**WHAT YOU WILL DO:** Each entry must appear in the answer exactly as given.

Stored records
########################################
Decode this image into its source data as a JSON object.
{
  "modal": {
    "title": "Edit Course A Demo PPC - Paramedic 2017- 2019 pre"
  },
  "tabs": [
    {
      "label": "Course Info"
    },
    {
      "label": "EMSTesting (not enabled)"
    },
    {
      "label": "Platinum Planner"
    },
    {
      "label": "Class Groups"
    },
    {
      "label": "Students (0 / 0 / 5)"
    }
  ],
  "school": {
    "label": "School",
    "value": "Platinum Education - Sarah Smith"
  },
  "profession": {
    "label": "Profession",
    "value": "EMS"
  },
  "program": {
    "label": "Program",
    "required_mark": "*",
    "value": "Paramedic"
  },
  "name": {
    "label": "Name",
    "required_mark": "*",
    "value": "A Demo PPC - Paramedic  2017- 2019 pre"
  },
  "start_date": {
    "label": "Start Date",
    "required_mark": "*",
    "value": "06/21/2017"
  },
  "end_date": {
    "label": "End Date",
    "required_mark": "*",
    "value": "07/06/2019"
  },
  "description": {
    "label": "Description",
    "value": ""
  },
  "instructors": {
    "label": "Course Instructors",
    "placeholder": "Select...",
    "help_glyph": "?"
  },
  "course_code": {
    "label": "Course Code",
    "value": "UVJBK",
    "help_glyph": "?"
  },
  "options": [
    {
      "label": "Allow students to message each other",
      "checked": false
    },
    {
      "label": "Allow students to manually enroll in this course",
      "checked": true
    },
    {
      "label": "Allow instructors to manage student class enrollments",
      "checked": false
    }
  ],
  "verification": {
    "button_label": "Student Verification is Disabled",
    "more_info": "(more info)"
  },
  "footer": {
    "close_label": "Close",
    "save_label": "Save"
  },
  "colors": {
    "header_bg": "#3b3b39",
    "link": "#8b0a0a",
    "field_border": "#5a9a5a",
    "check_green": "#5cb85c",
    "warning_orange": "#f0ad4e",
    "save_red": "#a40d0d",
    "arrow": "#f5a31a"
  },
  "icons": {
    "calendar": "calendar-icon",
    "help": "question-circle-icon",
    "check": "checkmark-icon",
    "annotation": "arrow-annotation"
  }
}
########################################
**ANSWER BOX:**
Decode this image into its source data as a JSON object.
{
  "modal": {
    "title": "Edit Course A Demo PPC - Paramedic 2017- 2019 pre"
  },
  "tabs": [
    {
      "label": "Course Info"
    },
    {
      "label": "EMSTesting (not enabled)"
    },
    {
      "label": "Platinum Planner"
    },
    {
      "label": "Class Groups"
    },
    {
      "label": "Students (0 / 0 / 5)"
    }
  ],
  "school": {
    "label": "School",
    "value": "Platinum Education - Sarah Smith"
  },
  "profession": {
    "label": "Profession",
    "value": "EMS"
  },
  "program": {
    "label": "Program",
    "required_mark": "*",
    "value": "Paramedic"
  },
  "name": {
    "label": "Name",
    "required_mark": "*",
    "value": "A Demo PPC - Paramedic  2017- 2019 pre"
  },
  "start_date": {
    "label": "Start Date",
    "required_mark": "*",
    "value": "06/21/2017"
  },
  "end_date": {
    "label": "End Date",
    "required_mark": "*",
    "value": "07/06/2019"
  },
  "description": {
    "label": "Description",
    "value": ""
  },
  "instructors": {
    "label": "Course Instructors",
    "placeholder": "Select...",
    "help_glyph": "?"
  },
  "course_code": {
    "label": "Course Code",
    "value": "UVJBK",
    "help_glyph": "?"
  },
  "options": [
    {
      "label": "Allow students to message each other",
      "checked": false
    },
    {
      "label": "Allow students to manually enroll in this course",
      "checked": true
    },
    {
      "label": "Allow instructors to manage student class enrollments",
      "checked": false
    }
  ],
  "verification": {
    "button_label": "Student Verification is Disabled",
    "more_info": "(more info)"
  },
  "footer": {
    "close_label": "Close",
    "save_label": "Save"
  },
  "colors": {
    "header_bg": "#3b3b39",
    "link": "#8b0a0a",
    "field_border": "#5a9a5a",
    "check_green": "#5cb85c",
    "warning_orange": "#f0ad4e",
    "save_red": "#a40d0d",
    "arrow": "#f5a31a"
  },
  "icons": {
    "calendar": "calendar-icon",
    "help": "question-circle-icon",
    "check": "checkmark-icon",
    "annotation": "arrow-annotation"
  }
}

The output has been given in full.